Upon Michaels’ departure, stabilizing the situation would fall to the new office of the president, which sources said would be occupied by the heads of Tribune Co.'s two largest business units, the executive in charge of the Chapter 11 restructuring and Larsen, who helped structure real estate billionaire Sam Zell’s leveraged buyout of the company in 2007.

Michaels’ departure followed a report in the New York Times this month that colored the company as a sexist “frat house” increasingly populated with former Michaels associates from the radio industry.

That perception seemed to be confirmed several days later when Lee Abrams, whom Michaels handpicked as his chief innovation officer, sent all employees an e-mail containing a link to a video of a newscast parody with nudity and profanity.

For the board, these events dialed up the pressure to exercise its fiduciary duty to protect the company’s credibility and employees, sources said. Board members were especially sensitive to the legal issues, given that they had already become potential targets of litigation in the tangled bankruptcy case.

Michaels, who enjoyed a successful but controversial career in radio, has struggled to fight the perception that his corporate culture had a crude element to it. His denials, however, seemed to embolden some critics.

During his time as head of the company, office birthday parties were especially raucous, several employees said. Michaels and other executives — some of whom were colleagues from his years in radio — tended to congregate and trade ribald jokes and stories.

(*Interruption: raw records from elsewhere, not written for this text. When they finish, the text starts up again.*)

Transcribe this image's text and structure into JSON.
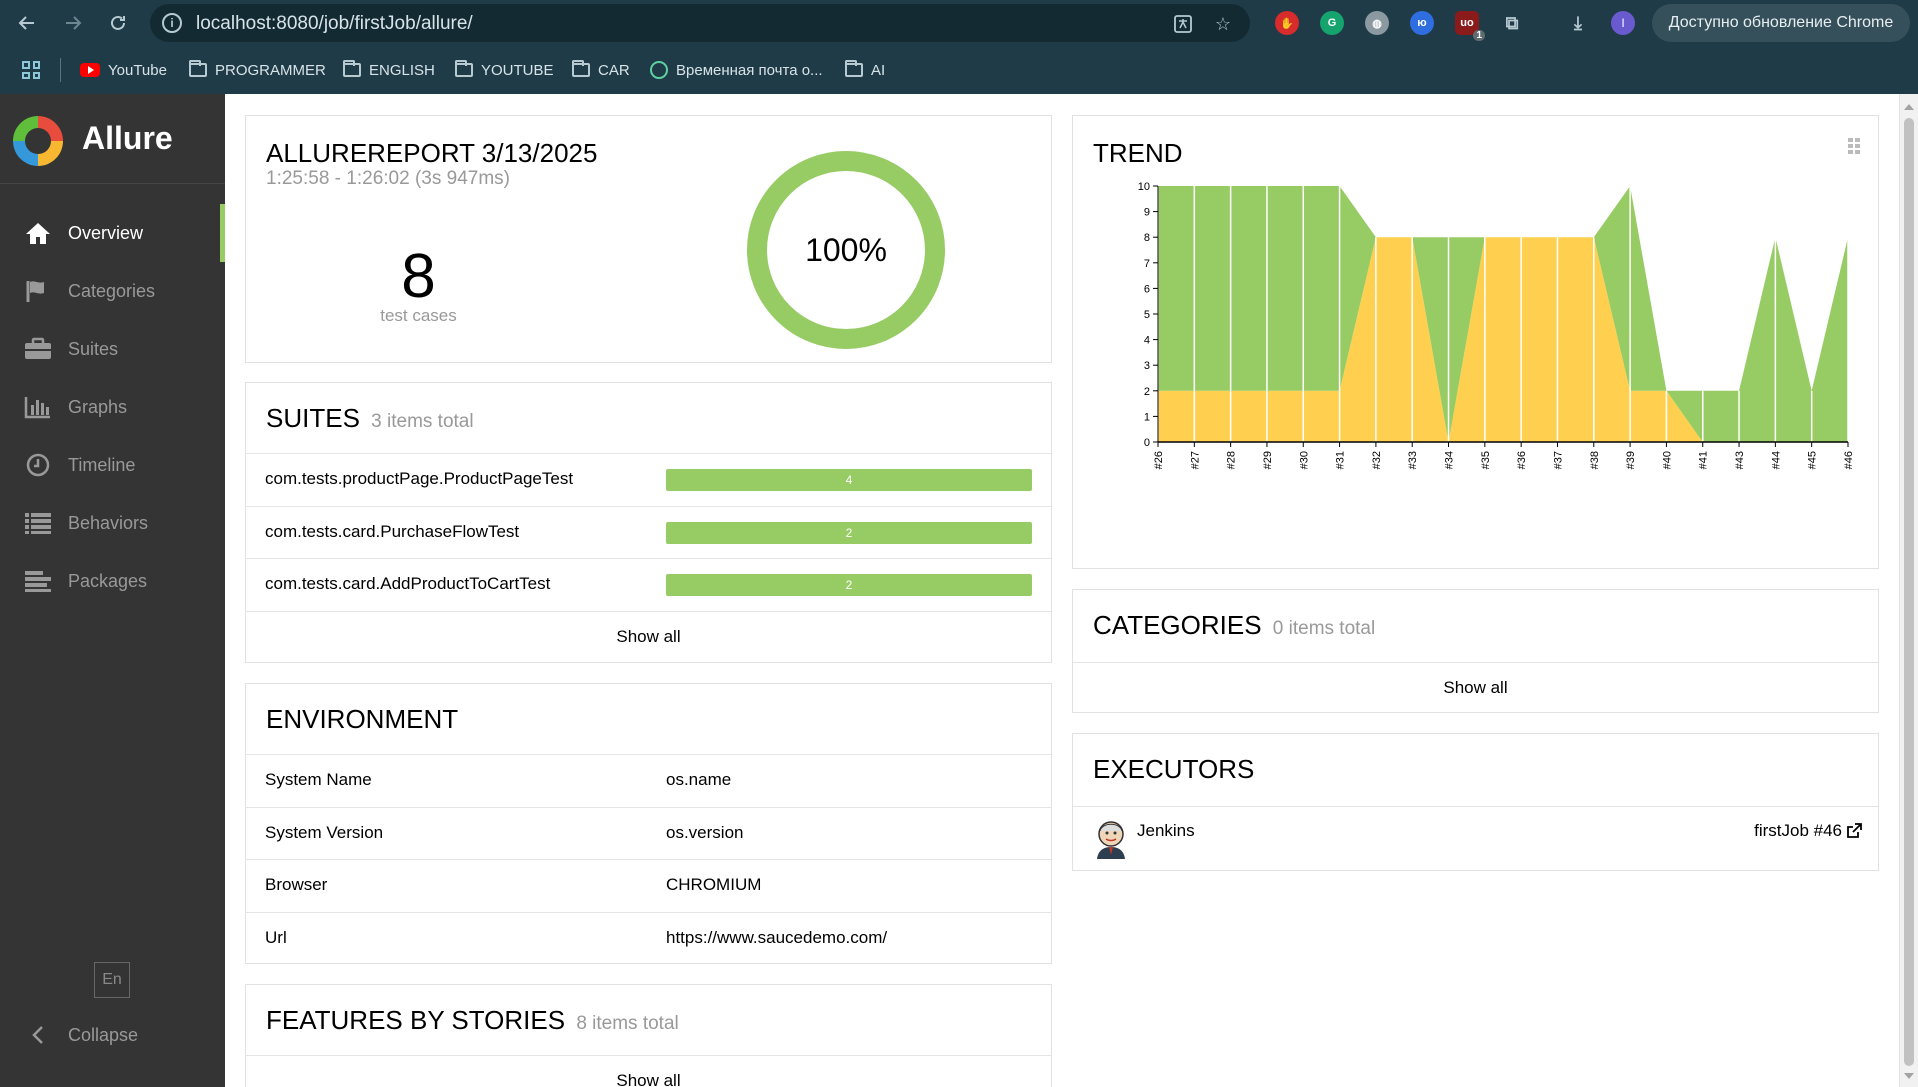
{
  "browser": {
    "url": "localhost:8080/job/firstJob/allure/",
    "update_label": "Доступно обновление Chrome",
    "profile_initial": "I",
    "extension_badge": "1",
    "bookmarks": [
      "YouTube",
      "PROGRAMMER",
      "ENGLISH",
      "YOUTUBE",
      "CAR",
      "Временная почта о...",
      "AI"
    ]
  },
  "sidebar": {
    "brand": "Allure",
    "items": [
      {
        "label": "Overview",
        "icon": "home-icon"
      },
      {
        "label": "Categories",
        "icon": "flag-icon"
      },
      {
        "label": "Suites",
        "icon": "briefcase-icon"
      },
      {
        "label": "Graphs",
        "icon": "bar-chart-icon"
      },
      {
        "label": "Timeline",
        "icon": "clock-icon"
      },
      {
        "label": "Behaviors",
        "icon": "list-icon"
      },
      {
        "label": "Packages",
        "icon": "align-left-icon"
      }
    ],
    "language": "En",
    "collapse": "Collapse",
    "accent": "#97cc64"
  },
  "summary": {
    "title": "ALLUREREPORT 3/13/2025",
    "time_range": "1:25:58 - 1:26:02 (3s 947ms)",
    "test_count": "8",
    "test_label": "test cases",
    "success_rate": "100%",
    "success_fraction": 1.0
  },
  "suites": {
    "title": "SUITES",
    "subtitle": "3 items total",
    "rows": [
      {
        "name": "com.tests.productPage.ProductPageTest",
        "count": "4"
      },
      {
        "name": "com.tests.card.PurchaseFlowTest",
        "count": "2"
      },
      {
        "name": "com.tests.card.AddProductToCartTest",
        "count": "2"
      }
    ],
    "show_all": "Show all"
  },
  "environment": {
    "title": "ENVIRONMENT",
    "rows": [
      {
        "key": "System Name",
        "value": "os.name"
      },
      {
        "key": "System Version",
        "value": "os.version"
      },
      {
        "key": "Browser",
        "value": "CHROMIUM"
      },
      {
        "key": "Url",
        "value": "https://www.saucedemo.com/"
      }
    ]
  },
  "features": {
    "title": "FEATURES BY STORIES",
    "subtitle": "8 items total",
    "show_all": "Show all"
  },
  "trend": {
    "title": "TREND"
  },
  "categories": {
    "title": "CATEGORIES",
    "subtitle": "0 items total",
    "show_all": "Show all"
  },
  "executors": {
    "title": "EXECUTORS",
    "name": "Jenkins",
    "build": "firstJob #46"
  },
  "chart_data": {
    "type": "area",
    "title": "",
    "categories": [
      "#26",
      "#27",
      "#28",
      "#29",
      "#30",
      "#31",
      "#32",
      "#33",
      "#34",
      "#35",
      "#36",
      "#37",
      "#38",
      "#39",
      "#40",
      "#41",
      "#43",
      "#44",
      "#45",
      "#46"
    ],
    "series": [
      {
        "name": "",
        "color": "#ffd050",
        "values": [
          2,
          2,
          2,
          2,
          2,
          2,
          8,
          8,
          0,
          8,
          8,
          8,
          8,
          2,
          2,
          0,
          0,
          0,
          0,
          0
        ]
      },
      {
        "name": "",
        "color": "#97cc64",
        "values": [
          8,
          8,
          8,
          8,
          8,
          8,
          0,
          0,
          8,
          0,
          0,
          0,
          0,
          8,
          0,
          2,
          2,
          8,
          2,
          8
        ]
      }
    ],
    "stacked": true,
    "ylim": [
      0,
      10
    ],
    "yticks": [
      0,
      1,
      2,
      3,
      4,
      5,
      6,
      7,
      8,
      9,
      10
    ],
    "grid": false,
    "legend": "none"
  }
}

The antics sometimes leaked outside the building. Several times earlier this year, Michaels and others gathered in the executive offices with laser pointers, shining them out the window and laughing loudly enough to be heard down the hall as they targeted pedestrians and an office building. Twice, Tribune Co. security received complaints that the lights were bothering occupants.

“It’s immature,” one source said. “It’s not what I want my CEO doing, not how I want him running the company.”

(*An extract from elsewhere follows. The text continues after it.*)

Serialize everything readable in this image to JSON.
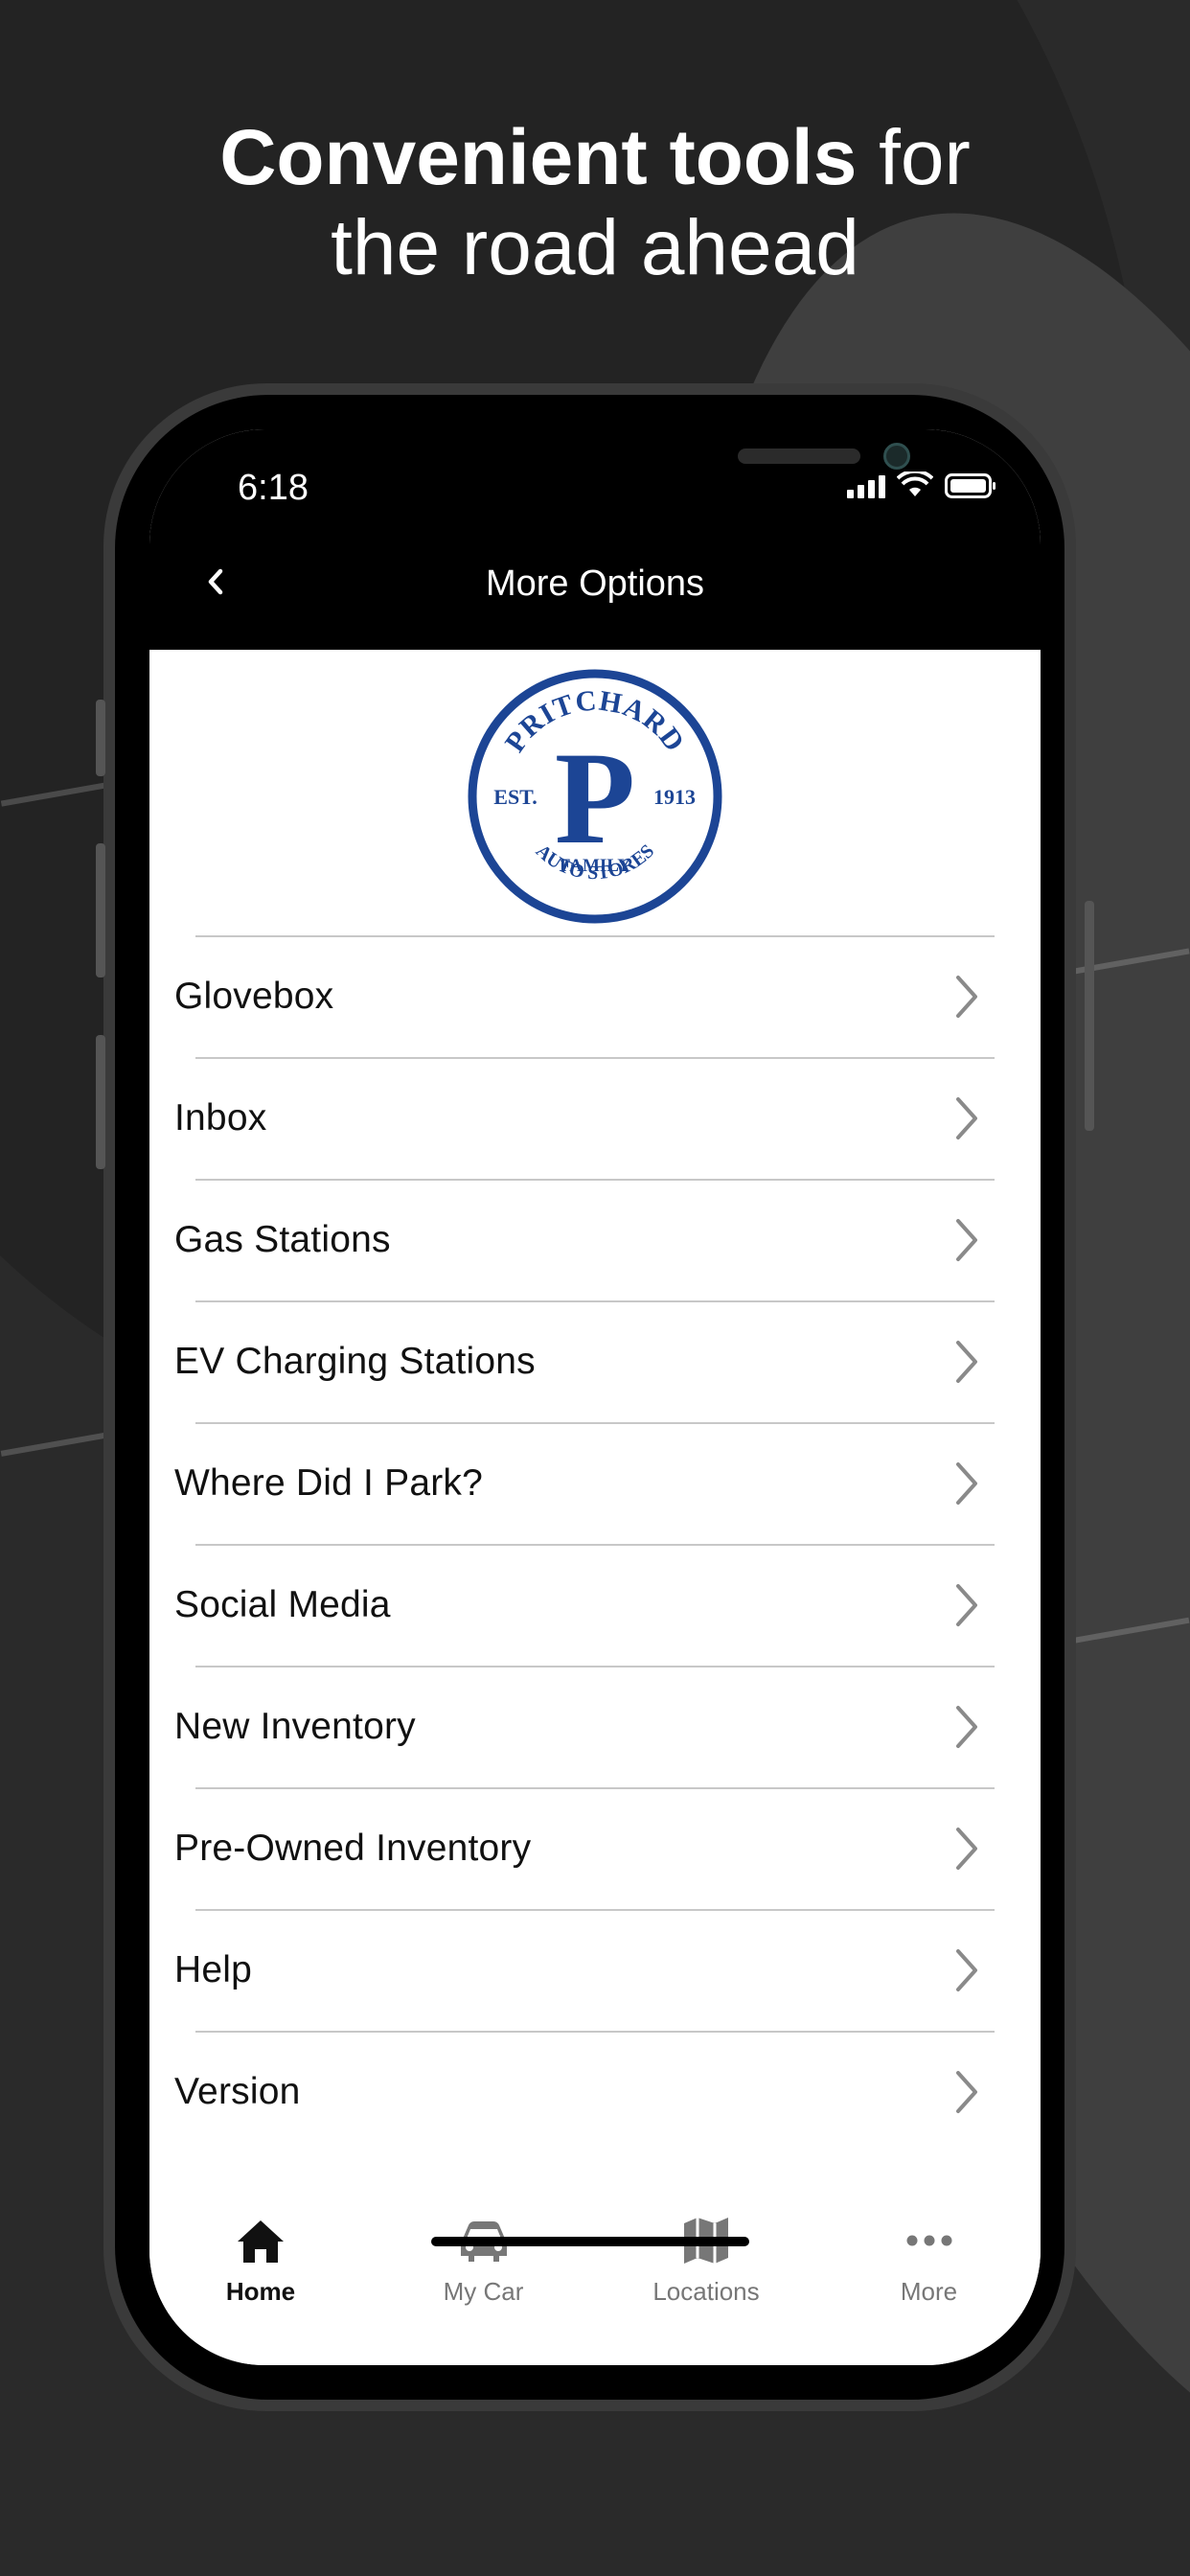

More seriously, several women complained they were the target of lewd comments and actions.

Hartenstein, 59, who will be one of the four sharing the office of the president when Michaels leaves, became publisher and chief executive of the Los Angeles Times in August 2008.

During a lengthy career at Hughes Electronics Corp., a defense contractor and satellite maker later acquired by General Motors Corp., he pushed the idea of using satellite technology to beam television programming directly into the homes of consumers.

Hartenstein convinced his bosses at GM to finance what eventually would become DirecTV Group Inc. He was with DirecTV, first as its president and then chief executive, from its inception in 1994 until 2004, after GM sold its stake in the company to Rupert Murdoch’s News Corp.

Hartenstein is on the boards of Broadcom Corp., SanDisk Corp., Sirius XM Radio Inc. and the City of Hope hospital in Duarte.

Times staff writer Walter Hamilton contributed to this report.